(What you should do) The answer should consist of each line below that contains the word "from".

(Collected data)
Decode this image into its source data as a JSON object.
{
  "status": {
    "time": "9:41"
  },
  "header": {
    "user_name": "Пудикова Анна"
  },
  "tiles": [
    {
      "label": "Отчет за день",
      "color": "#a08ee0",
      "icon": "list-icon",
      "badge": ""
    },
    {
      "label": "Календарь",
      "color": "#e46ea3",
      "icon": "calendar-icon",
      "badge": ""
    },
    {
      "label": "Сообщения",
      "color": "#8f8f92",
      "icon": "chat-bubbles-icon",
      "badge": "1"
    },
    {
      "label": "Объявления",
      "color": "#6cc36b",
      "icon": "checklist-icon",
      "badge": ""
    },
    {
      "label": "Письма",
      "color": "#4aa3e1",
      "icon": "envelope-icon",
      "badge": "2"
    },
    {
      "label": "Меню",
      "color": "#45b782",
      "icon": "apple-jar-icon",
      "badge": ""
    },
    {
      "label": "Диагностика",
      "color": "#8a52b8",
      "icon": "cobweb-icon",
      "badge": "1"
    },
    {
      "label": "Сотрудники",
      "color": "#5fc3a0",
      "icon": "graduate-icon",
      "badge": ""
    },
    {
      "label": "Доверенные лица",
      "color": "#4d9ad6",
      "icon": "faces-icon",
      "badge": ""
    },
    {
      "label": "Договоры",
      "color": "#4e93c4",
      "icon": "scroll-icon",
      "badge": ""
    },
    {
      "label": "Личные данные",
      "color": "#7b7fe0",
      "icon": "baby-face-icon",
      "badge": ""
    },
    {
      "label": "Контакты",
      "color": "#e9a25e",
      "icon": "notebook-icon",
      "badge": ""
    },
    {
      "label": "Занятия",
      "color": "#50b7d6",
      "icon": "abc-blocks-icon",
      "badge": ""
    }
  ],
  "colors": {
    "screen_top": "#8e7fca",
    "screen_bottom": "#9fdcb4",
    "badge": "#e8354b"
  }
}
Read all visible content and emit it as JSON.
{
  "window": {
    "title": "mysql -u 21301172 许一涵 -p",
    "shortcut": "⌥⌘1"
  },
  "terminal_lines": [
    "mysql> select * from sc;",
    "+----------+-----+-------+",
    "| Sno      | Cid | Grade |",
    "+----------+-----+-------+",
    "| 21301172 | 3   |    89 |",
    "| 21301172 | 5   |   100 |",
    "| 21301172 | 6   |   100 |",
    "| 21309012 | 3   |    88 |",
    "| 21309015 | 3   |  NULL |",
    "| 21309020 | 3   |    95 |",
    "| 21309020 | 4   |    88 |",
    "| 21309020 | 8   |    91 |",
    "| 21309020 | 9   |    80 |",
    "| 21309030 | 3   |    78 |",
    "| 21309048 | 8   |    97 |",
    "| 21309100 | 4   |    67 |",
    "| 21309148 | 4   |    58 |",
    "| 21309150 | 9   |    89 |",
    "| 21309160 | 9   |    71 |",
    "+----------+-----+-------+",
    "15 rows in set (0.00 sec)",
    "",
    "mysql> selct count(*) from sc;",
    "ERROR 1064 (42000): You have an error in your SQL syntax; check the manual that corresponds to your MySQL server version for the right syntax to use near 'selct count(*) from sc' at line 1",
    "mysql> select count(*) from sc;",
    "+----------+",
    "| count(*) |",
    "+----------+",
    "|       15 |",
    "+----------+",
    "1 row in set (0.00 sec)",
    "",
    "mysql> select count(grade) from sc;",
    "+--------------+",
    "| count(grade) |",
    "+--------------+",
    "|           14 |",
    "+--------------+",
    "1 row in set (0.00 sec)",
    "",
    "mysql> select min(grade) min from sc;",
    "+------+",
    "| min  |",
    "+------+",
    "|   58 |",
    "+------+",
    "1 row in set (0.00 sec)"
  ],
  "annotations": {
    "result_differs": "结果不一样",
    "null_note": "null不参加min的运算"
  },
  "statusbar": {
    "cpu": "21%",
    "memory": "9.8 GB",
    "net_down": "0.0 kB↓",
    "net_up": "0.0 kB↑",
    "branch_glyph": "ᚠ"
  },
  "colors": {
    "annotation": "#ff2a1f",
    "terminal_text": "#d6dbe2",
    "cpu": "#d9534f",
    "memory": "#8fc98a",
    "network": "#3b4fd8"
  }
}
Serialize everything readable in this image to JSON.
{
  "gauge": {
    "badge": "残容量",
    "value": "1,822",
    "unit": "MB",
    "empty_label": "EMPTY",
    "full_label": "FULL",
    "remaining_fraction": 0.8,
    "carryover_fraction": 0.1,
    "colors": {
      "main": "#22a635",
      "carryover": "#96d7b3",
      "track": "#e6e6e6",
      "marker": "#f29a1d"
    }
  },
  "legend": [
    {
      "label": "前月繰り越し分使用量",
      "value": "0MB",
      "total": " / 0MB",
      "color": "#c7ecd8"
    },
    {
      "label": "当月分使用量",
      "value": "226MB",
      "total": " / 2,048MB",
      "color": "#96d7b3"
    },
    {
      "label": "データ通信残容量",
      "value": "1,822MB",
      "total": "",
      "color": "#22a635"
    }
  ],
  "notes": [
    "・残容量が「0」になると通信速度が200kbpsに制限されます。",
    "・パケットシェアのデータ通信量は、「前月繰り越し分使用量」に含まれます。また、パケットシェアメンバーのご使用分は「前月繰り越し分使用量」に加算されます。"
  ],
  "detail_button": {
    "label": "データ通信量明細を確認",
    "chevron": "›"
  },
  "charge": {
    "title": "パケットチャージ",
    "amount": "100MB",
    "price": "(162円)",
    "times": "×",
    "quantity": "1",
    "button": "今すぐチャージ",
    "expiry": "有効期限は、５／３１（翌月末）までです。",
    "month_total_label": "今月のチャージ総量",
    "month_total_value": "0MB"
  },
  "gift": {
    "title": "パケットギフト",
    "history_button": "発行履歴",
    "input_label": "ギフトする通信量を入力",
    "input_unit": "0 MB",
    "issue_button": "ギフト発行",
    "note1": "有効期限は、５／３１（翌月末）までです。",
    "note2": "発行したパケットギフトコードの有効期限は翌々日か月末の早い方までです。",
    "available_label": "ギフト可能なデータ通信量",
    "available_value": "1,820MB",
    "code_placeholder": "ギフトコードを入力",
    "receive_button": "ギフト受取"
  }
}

(Solution to the exercise)
    "mysql> select * from sc;",
    "mysql> selct count(*) from sc;",
    "ERROR 1064 (42000): You have an error in your SQL syntax; check the manual that corresponds to your MySQL server version for the right syntax to use near 'selct count(*) from sc' at line 1",
    "mysql> select count(*) from sc;",
    "mysql> select count(grade) from sc;",
    "mysql> select min(grade) min from sc;",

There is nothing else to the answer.